- TASK DETAILS -
Look at each line below and tally those holding "comment"; answer with that figure and nothing else.

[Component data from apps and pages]
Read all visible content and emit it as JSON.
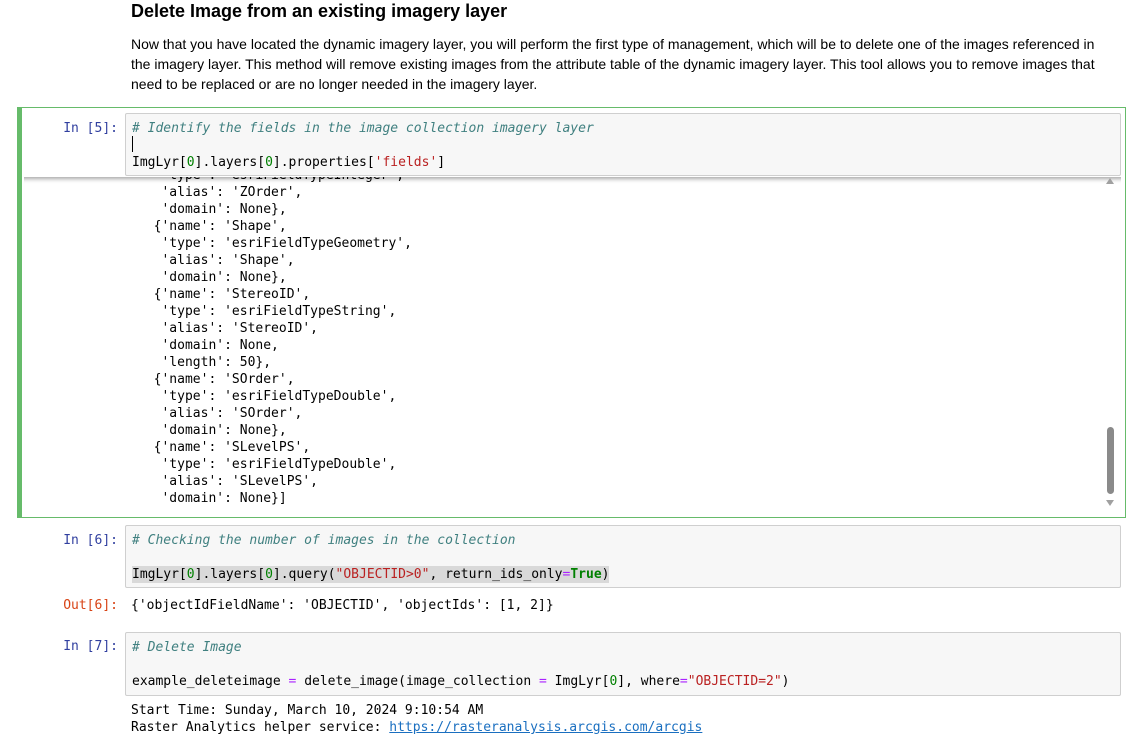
{
  "section": {
    "heading": "Delete Image from an existing imagery layer",
    "paragraph": "Now that you have located the dynamic imagery layer, you will perform the first type of management, which will be to delete one of the images referenced in the imagery layer. This method will remove existing images from the attribute table of the dynamic imagery layer. This tool allows you to remove images that need to be replaced or are no longer needed in the imagery layer."
  },
  "cell5": {
    "prompt": "In [5]:",
    "comment": "# Identify the fields in the image collection imagery layer",
    "code": {
      "p1": "ImgLyr[",
      "n1": "0",
      "p2": "].layers[",
      "n2": "0",
      "p3": "].properties[",
      "s1": "'fields'",
      "p4": "]"
    },
    "output_lines": [
      "   'type': 'esriFieldTypeInteger',",
      "   'alias': 'ZOrder',",
      "   'domain': None},",
      "  {'name': 'Shape',",
      "   'type': 'esriFieldTypeGeometry',",
      "   'alias': 'Shape',",
      "   'domain': None},",
      "  {'name': 'StereoID',",
      "   'type': 'esriFieldTypeString',",
      "   'alias': 'StereoID',",
      "   'domain': None,",
      "   'length': 50},",
      "  {'name': 'SOrder',",
      "   'type': 'esriFieldTypeDouble',",
      "   'alias': 'SOrder',",
      "   'domain': None},",
      "  {'name': 'SLevelPS',",
      "   'type': 'esriFieldTypeDouble',",
      "   'alias': 'SLevelPS',",
      "   'domain': None}]"
    ]
  },
  "cell6": {
    "prompt": "In [6]:",
    "out_prompt": "Out[6]:",
    "comment": "# Checking the number of images in the collection",
    "code": {
      "p1": "ImgLyr[",
      "n1": "0",
      "p2": "].layers[",
      "n2": "0",
      "p3": "].query(",
      "s1": "\"OBJECTID>0\"",
      "p4": ", return_ids_only",
      "op": "=",
      "kw": "True",
      "p5": ")"
    },
    "output": "{'objectIdFieldName': 'OBJECTID', 'objectIds': [1, 2]}"
  },
  "cell7": {
    "prompt": "In [7]:",
    "comment": "# Delete Image",
    "code": {
      "p1": "example_deleteimage ",
      "op1": "=",
      "p2": " delete_image(image_collection ",
      "op2": "=",
      "p3": " ImgLyr[",
      "n1": "0",
      "p4": "], where",
      "op3": "=",
      "s1": "\"OBJECTID=2\"",
      "p5": ")"
    },
    "output_line1": "Start Time: Sunday, March 10, 2024 9:10:54 AM",
    "output_line2_prefix": "Raster Analytics helper service: ",
    "output_line2_link": "https://rasteranalysis.arcgis.com/arcgis"
  },
  "scrollbar": {
    "up_icon": "triangle-up",
    "down_icon": "triangle-down"
  }
}
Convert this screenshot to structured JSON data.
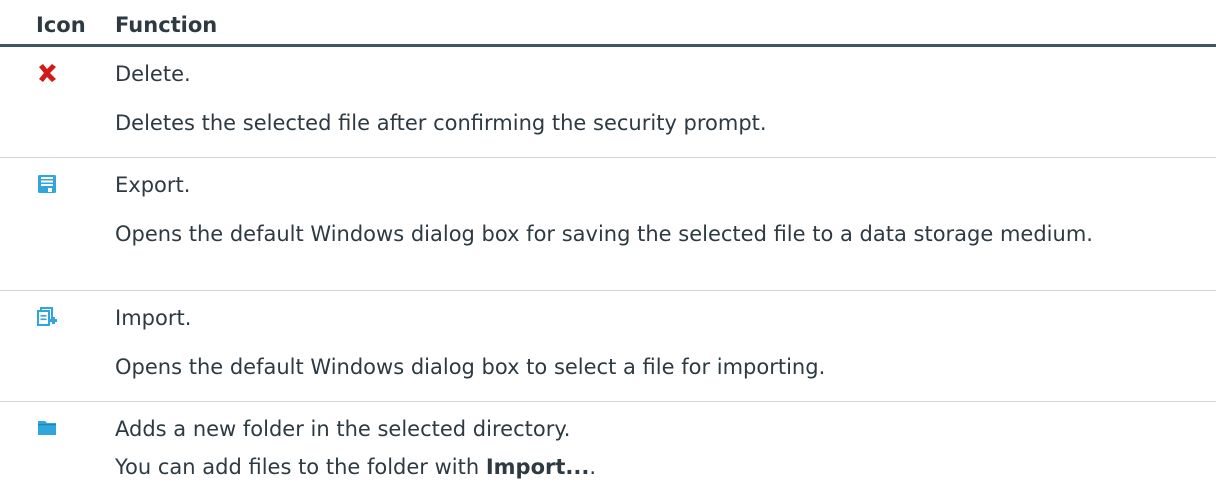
{
  "header": {
    "icon_col": "Icon",
    "function_col": "Function"
  },
  "rows": [
    {
      "icon": "delete-icon",
      "title": "Delete.",
      "desc": "Deletes the selected file after confirming the security prompt."
    },
    {
      "icon": "save-icon",
      "title": "Export.",
      "desc": "Opens the default Windows dialog box for saving the selected file to a data storage medium."
    },
    {
      "icon": "import-icon",
      "title": "Import.",
      "desc": "Opens the default Windows dialog box to select a file for importing."
    },
    {
      "icon": "folder-icon",
      "title": "Adds a new folder in the selected directory.",
      "desc_prefix": "You can add files to the folder with ",
      "desc_bold": "Import...",
      "desc_suffix": "."
    }
  ],
  "colors": {
    "delete": "#d11a1a",
    "accent": "#2fa7dd",
    "header_rule": "#3f5663"
  }
}
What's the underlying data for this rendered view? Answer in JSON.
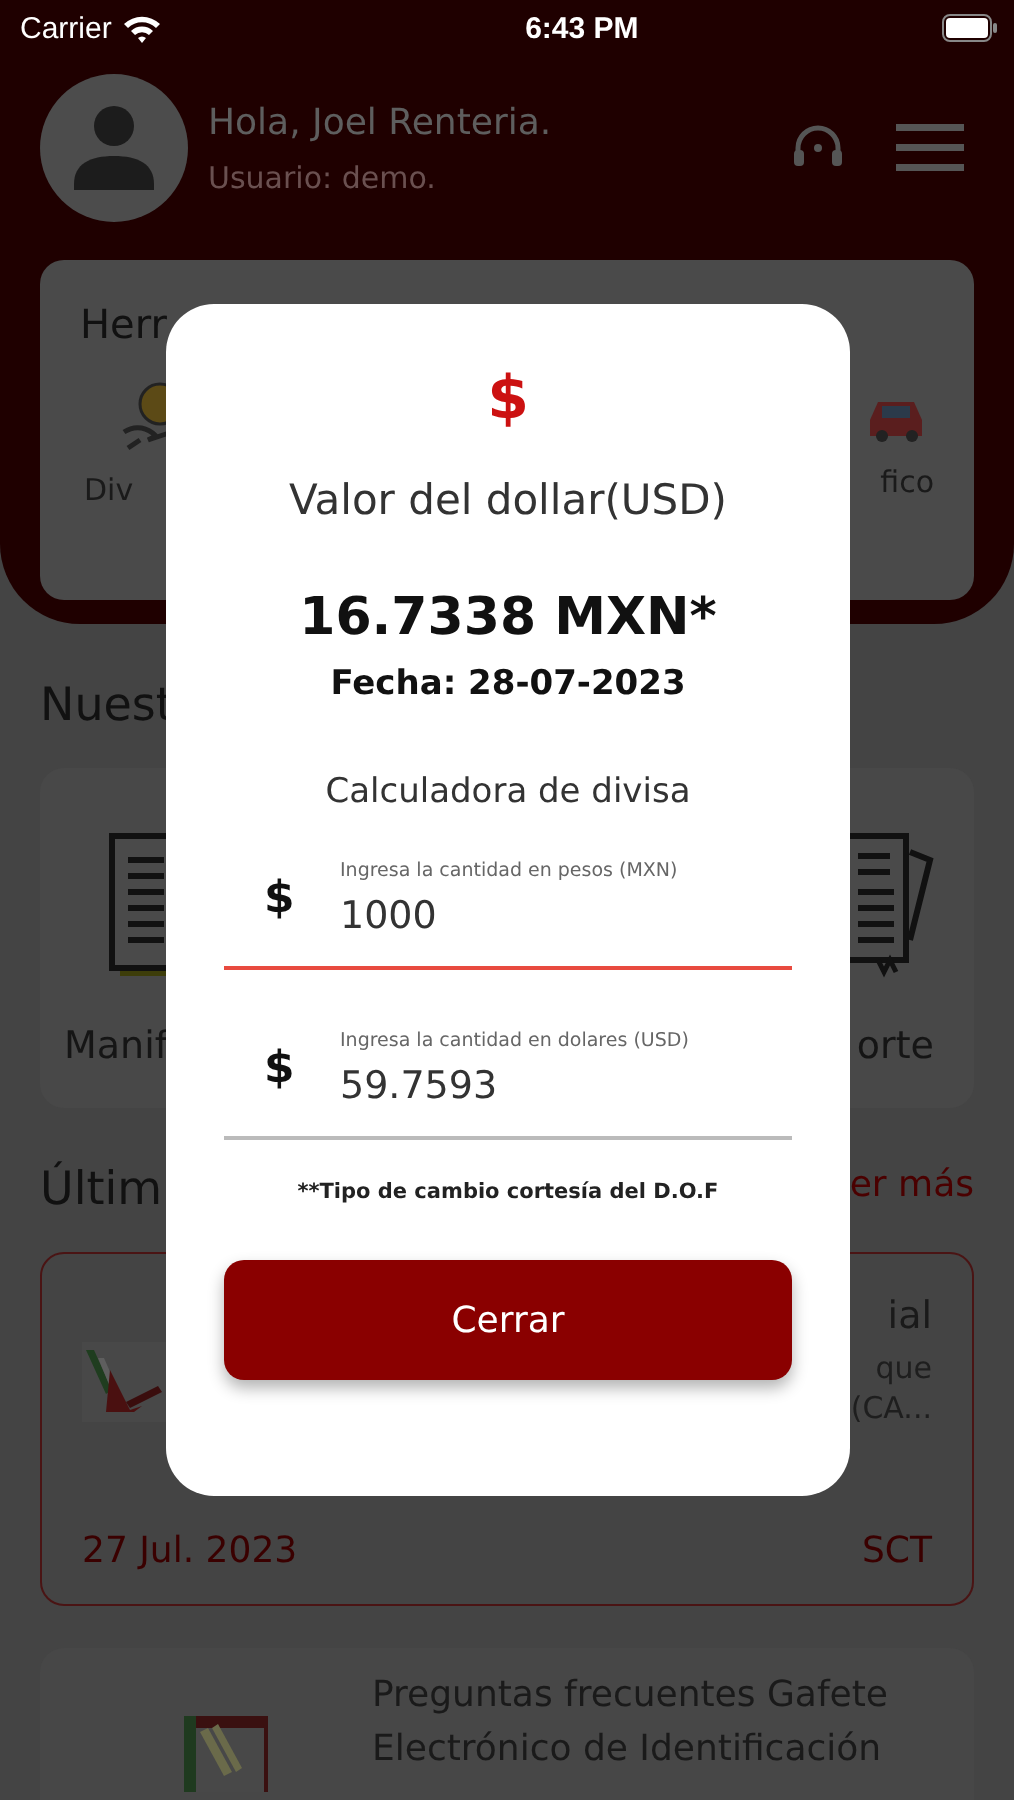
{
  "status_bar": {
    "carrier": "Carrier",
    "time": "6:43 PM"
  },
  "header": {
    "greeting": "Hola, Joel Renteria.",
    "user": "Usuario: demo."
  },
  "tools": {
    "title": "Herr",
    "items": [
      {
        "label": "Div",
        "kind": "coin"
      },
      {
        "label": "fico",
        "kind": "car"
      }
    ]
  },
  "services": {
    "title": "Nuest",
    "items": [
      {
        "label": "Manif",
        "kind": "document"
      },
      {
        "label": "orte",
        "kind": "report"
      }
    ]
  },
  "latest": {
    "title": "Últim",
    "link": "er más",
    "news": [
      {
        "title": "ial",
        "summary": [
          "que",
          "(CA..."
        ],
        "date": "27 Jul. 2023",
        "source": "SCT"
      },
      {
        "title": "Preguntas frecuentes Gafete Electrónico de Identificación"
      }
    ]
  },
  "modal": {
    "icon": "$",
    "title": "Valor del dollar(USD)",
    "rate": "16.7338 MXN*",
    "date": "Fecha: 28-07-2023",
    "subtitle": "Calculadora de divisa",
    "fields": [
      {
        "prefix": "$",
        "label": "Ingresa la cantidad en pesos (MXN)",
        "value": "1000",
        "focused": true
      },
      {
        "prefix": "$",
        "label": "Ingresa la cantidad en dolares (USD)",
        "value": "59.7593",
        "focused": false
      }
    ],
    "note": "**Tipo de cambio cortesía del D.O.F",
    "button": "Cerrar"
  }
}
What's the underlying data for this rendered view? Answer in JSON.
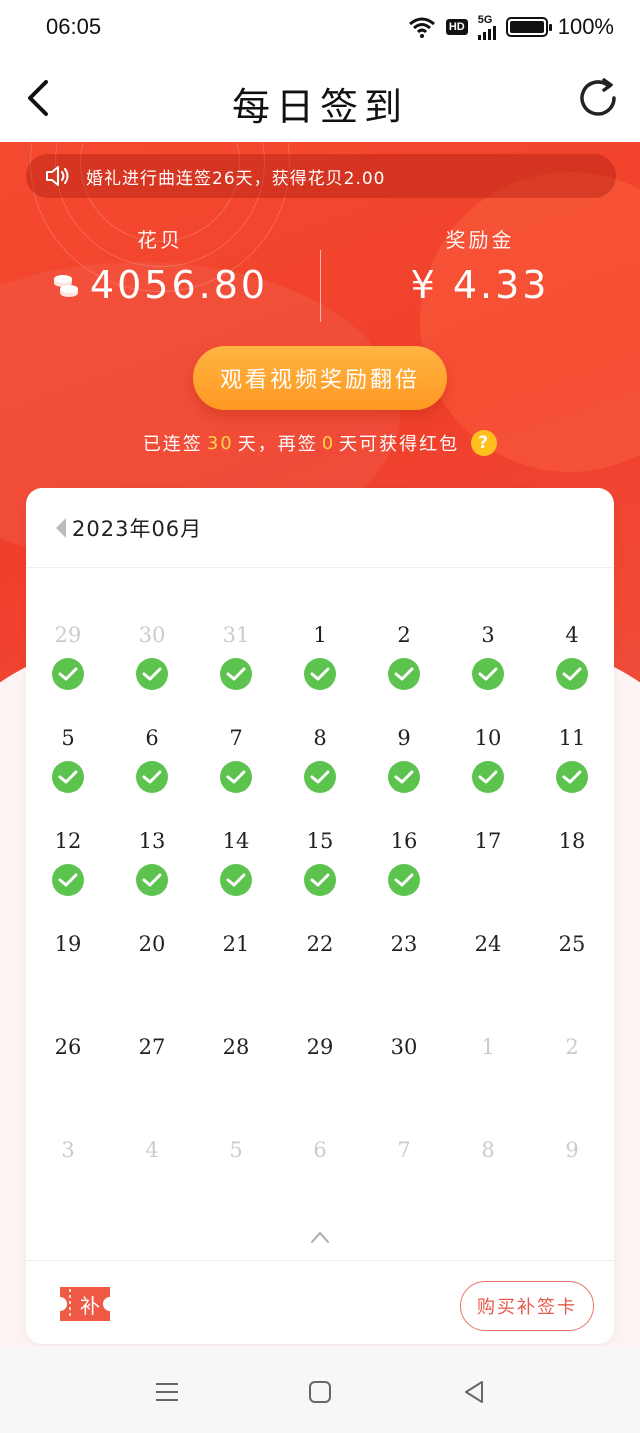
{
  "status_bar": {
    "time": "06:05",
    "hd": "HD",
    "network": "5G",
    "battery": "100%"
  },
  "header": {
    "title": "每日签到"
  },
  "notice": {
    "text": "婚礼进行曲连签26天，获得花贝2.00"
  },
  "stats": {
    "huabei_label": "花贝",
    "huabei_value": "4056.80",
    "reward_label": "奖励金",
    "reward_value": "¥ 4.33"
  },
  "video_button": {
    "label": "观看视频奖励翻倍"
  },
  "streak": {
    "prefix": "已连签",
    "days": "30",
    "mid": "天，再签",
    "remaining": "0",
    "suffix": "天可获得红包",
    "help": "?"
  },
  "calendar": {
    "month_label": "2023年06月",
    "days": [
      {
        "n": "29",
        "muted": true,
        "checked": true
      },
      {
        "n": "30",
        "muted": true,
        "checked": true
      },
      {
        "n": "31",
        "muted": true,
        "checked": true
      },
      {
        "n": "1",
        "muted": false,
        "checked": true
      },
      {
        "n": "2",
        "muted": false,
        "checked": true
      },
      {
        "n": "3",
        "muted": false,
        "checked": true
      },
      {
        "n": "4",
        "muted": false,
        "checked": true
      },
      {
        "n": "5",
        "muted": false,
        "checked": true
      },
      {
        "n": "6",
        "muted": false,
        "checked": true
      },
      {
        "n": "7",
        "muted": false,
        "checked": true
      },
      {
        "n": "8",
        "muted": false,
        "checked": true
      },
      {
        "n": "9",
        "muted": false,
        "checked": true
      },
      {
        "n": "10",
        "muted": false,
        "checked": true
      },
      {
        "n": "11",
        "muted": false,
        "checked": true
      },
      {
        "n": "12",
        "muted": false,
        "checked": true
      },
      {
        "n": "13",
        "muted": false,
        "checked": true
      },
      {
        "n": "14",
        "muted": false,
        "checked": true
      },
      {
        "n": "15",
        "muted": false,
        "checked": true
      },
      {
        "n": "16",
        "muted": false,
        "checked": true
      },
      {
        "n": "17",
        "muted": false,
        "checked": false
      },
      {
        "n": "18",
        "muted": false,
        "checked": false
      },
      {
        "n": "19",
        "muted": false,
        "checked": false
      },
      {
        "n": "20",
        "muted": false,
        "checked": false
      },
      {
        "n": "21",
        "muted": false,
        "checked": false
      },
      {
        "n": "22",
        "muted": false,
        "checked": false
      },
      {
        "n": "23",
        "muted": false,
        "checked": false
      },
      {
        "n": "24",
        "muted": false,
        "checked": false
      },
      {
        "n": "25",
        "muted": false,
        "checked": false
      },
      {
        "n": "26",
        "muted": false,
        "checked": false
      },
      {
        "n": "27",
        "muted": false,
        "checked": false
      },
      {
        "n": "28",
        "muted": false,
        "checked": false
      },
      {
        "n": "29",
        "muted": false,
        "checked": false
      },
      {
        "n": "30",
        "muted": false,
        "checked": false
      },
      {
        "n": "1",
        "muted": true,
        "checked": false
      },
      {
        "n": "2",
        "muted": true,
        "checked": false
      },
      {
        "n": "3",
        "muted": true,
        "checked": false
      },
      {
        "n": "4",
        "muted": true,
        "checked": false
      },
      {
        "n": "5",
        "muted": true,
        "checked": false
      },
      {
        "n": "6",
        "muted": true,
        "checked": false
      },
      {
        "n": "7",
        "muted": true,
        "checked": false
      },
      {
        "n": "8",
        "muted": true,
        "checked": false
      },
      {
        "n": "9",
        "muted": true,
        "checked": false
      }
    ]
  },
  "footer": {
    "bu_icon_text": "补",
    "buy_card_label": "购买补签卡"
  },
  "colors": {
    "accent": "#f0402c",
    "check": "#5dc34f",
    "button": "#ff9822",
    "highlight": "#ffd23f"
  },
  "icons": {
    "back": "chevron-left-icon",
    "refresh": "refresh-icon",
    "speaker": "speaker-icon",
    "coin": "coin-stack-icon",
    "check": "check-circle-icon",
    "chevron_up": "chevron-up-icon"
  }
}
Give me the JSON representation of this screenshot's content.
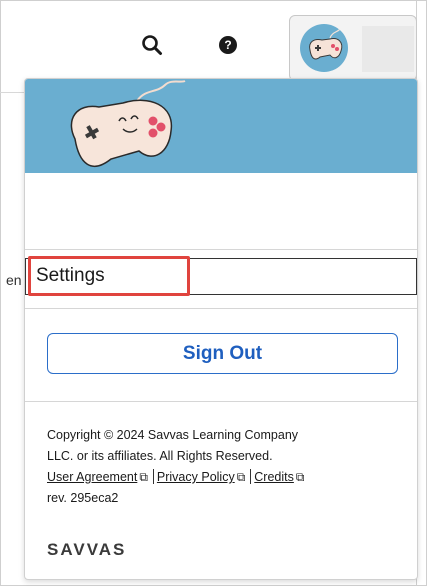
{
  "background": {
    "behind_text": "en"
  },
  "header": {
    "search_icon": "search-icon",
    "help_icon": "help-icon",
    "help_glyph": "?",
    "avatar_icon": "game-controller-avatar"
  },
  "menu": {
    "settings_label": "Settings",
    "sign_out_label": "Sign Out"
  },
  "footer": {
    "copyright_line1": "Copyright © 2024 Savvas Learning Company",
    "copyright_line2": "LLC. or its affiliates. All Rights Reserved.",
    "links": {
      "user_agreement": "User Agreement",
      "privacy_policy": "Privacy Policy",
      "credits": "Credits"
    },
    "external_link_icon": "external-link-icon",
    "revision": "rev. 295eca2",
    "brand": "SAVVAS"
  },
  "colors": {
    "banner": "#6aaed0",
    "sign_out": "#1f5fbf",
    "highlight": "#e0443e"
  }
}
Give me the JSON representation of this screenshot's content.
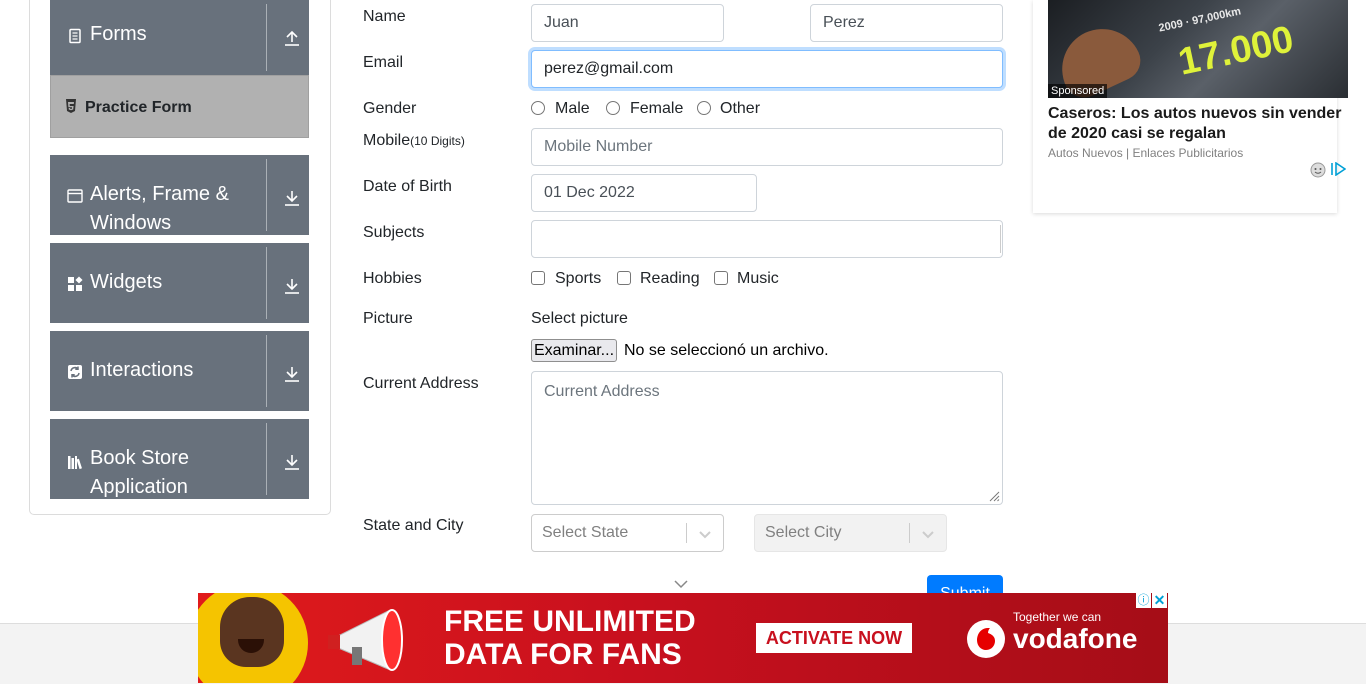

- ANSWER AREA -
3